What will you take along to read?

May I ask “why not?”? (And is that correct punctuation? I’ve been coding all day.)

A guess: you want to leave all vestiges of civilisation behind, even if they could save your life?

Another: what’ll be the point? Many areas would have poor or non-existent coverage (that’s a guess in itself), and what with all that networkl-roaming and 6-7 months out there leg-roaming, and no mains to charge it up, it’ll be mostly dead weight anyway.

So, what’s the real reason?

Be careful hiking alone. My wife started a through hike, from North to South, when she got out of college. It ended when she slid off a mountain and sprained her leg badly. Fortunately she was hiking with a friend. My wife never finished, but her friend did, long after. They got written up in the Berkshire Eagle for doing it. This was in 1974 - she never heard any of Watergate.

Recorded books on MP3 player with expandable memory

Bible if I can find one that’s both light and rugged

The occasional disposable paperback

You pretty much figured it out: Calling home every night sort of ruins the whole “solo trek through the forest” vibe for me, and IMO a phone and charger are too heavy to carry “just in case.”

Charging could be done on trips to town, then milking the battery until the next stop.
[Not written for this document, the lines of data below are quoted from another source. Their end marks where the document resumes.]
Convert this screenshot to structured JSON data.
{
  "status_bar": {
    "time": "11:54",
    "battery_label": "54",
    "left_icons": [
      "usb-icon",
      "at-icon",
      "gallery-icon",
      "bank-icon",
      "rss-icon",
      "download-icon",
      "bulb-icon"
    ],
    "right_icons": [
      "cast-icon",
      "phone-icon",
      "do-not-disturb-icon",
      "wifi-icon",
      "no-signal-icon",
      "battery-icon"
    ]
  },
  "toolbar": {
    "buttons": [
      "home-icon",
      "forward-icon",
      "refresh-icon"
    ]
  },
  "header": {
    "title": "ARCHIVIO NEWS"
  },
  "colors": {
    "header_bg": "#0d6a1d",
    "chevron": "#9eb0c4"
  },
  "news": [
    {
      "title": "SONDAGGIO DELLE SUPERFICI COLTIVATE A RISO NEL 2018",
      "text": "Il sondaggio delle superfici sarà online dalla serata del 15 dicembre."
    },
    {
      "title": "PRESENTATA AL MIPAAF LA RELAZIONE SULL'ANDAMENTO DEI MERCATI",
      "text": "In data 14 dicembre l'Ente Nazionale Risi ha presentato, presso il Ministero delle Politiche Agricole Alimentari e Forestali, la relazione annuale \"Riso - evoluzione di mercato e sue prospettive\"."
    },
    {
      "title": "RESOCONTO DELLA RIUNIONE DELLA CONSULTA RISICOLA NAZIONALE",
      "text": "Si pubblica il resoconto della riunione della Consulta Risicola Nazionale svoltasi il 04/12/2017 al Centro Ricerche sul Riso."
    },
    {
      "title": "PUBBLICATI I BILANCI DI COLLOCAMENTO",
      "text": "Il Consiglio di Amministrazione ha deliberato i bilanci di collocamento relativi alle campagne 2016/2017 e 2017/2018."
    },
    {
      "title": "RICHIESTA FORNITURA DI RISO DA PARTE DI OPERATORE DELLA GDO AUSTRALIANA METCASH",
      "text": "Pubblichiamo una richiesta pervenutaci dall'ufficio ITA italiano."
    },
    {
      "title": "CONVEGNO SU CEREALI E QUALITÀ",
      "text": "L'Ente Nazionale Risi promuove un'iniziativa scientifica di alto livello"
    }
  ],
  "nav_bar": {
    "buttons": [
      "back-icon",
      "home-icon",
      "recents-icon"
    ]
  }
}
Reception is very spotty, but not non-existant, and improving: some people do carry cellphones, blackberries, even laptops. I once watched a guy lying in his sleeping bag in 20 degree weather call his mom and ask her for basketball scores.
And you want one question mark, put inside the ending quotation marks, and technically you also need a comma, though increasingly that’s dispensed with (i.e.: May I ask, “why not?”).

I’ll post a link to the blog when I’m finished making it ready for public consumption, sometime in the next day or two. So far it’s been more just for me.

Wow, good on you. I’ve only done a few sections, mostly in the Shenandoah National Park. I hope you like green tunnels! :smiley: You’ll need a new pair of boots after Pennsylvania, I’ve heard.

You should keep us posted on your town days…I’ll bet there’s quite a few dopers willing to provide a little “trail magic” when you pass their way, myself included.

It sounds like you have done a lot of hiking before, what sort of physical preparation have you done?

What do youi think will challenge you the most?

How much weight are you taking?

What sort of rain gear do you have?

Is there actually a trail for all of the trip? What I mean is, I remember reading before that there’s a number of (small?) sections where you have to walk along the shoulder of a highway or somesuch, but that they were working on improving the trail in those areas.

Edited to add: For restocking your supplies, are you going to buy as you go, or will someone be mailing you packages along the way?

If you can let us know when you’re coming through the Whites I’m sure I can arrange some trail magic. I’ve been known to hike up on the ridges in the heat of summer with ice cream and beer for the NoBos.

No,. None at all until the last 2 years.

Not enough, that’s for damn sure. But I’ve been working the treadmill at my apartment complex. Hopefully an hour a day or more between now and when I leave. Surprisingly, many successful thru-hikers will tell you that training for a hike is a waste of time.

The mental/emotional part of it.

Including clothes and fully loaded with food, ~40 pounds.

Frogg Toggs to start with, a poncho in summer.

Some places, yeah, and yes they’re always trying to fix that. It even goes directly through some smaller towns.

95% as I go. maildrops mostly only for prescription meds and a few other specific things.

Brother, if I make it to the Whites, it will be magic. And I will take that beer.

First of all, best of luck–I hope you make it the whole way.

Second, I was just reading last night about backpacks that have a solar panel that will allow you to charge a cell phone or iPod or whatever. You just need the charger you’d use in your car. I totally understand wanting to leave it all behind, but in case you change your mind… Juice Bags

Third–total aside–I met a girl in October of 2001 who was out on the trail on 9/11 with a group of people doing maintenance on the trail. They didn’t get to a town until 9/14 or 9/15, so it was pretty shocking for all of them to learn what had happened.

What is a good budgetary figure for a through hike?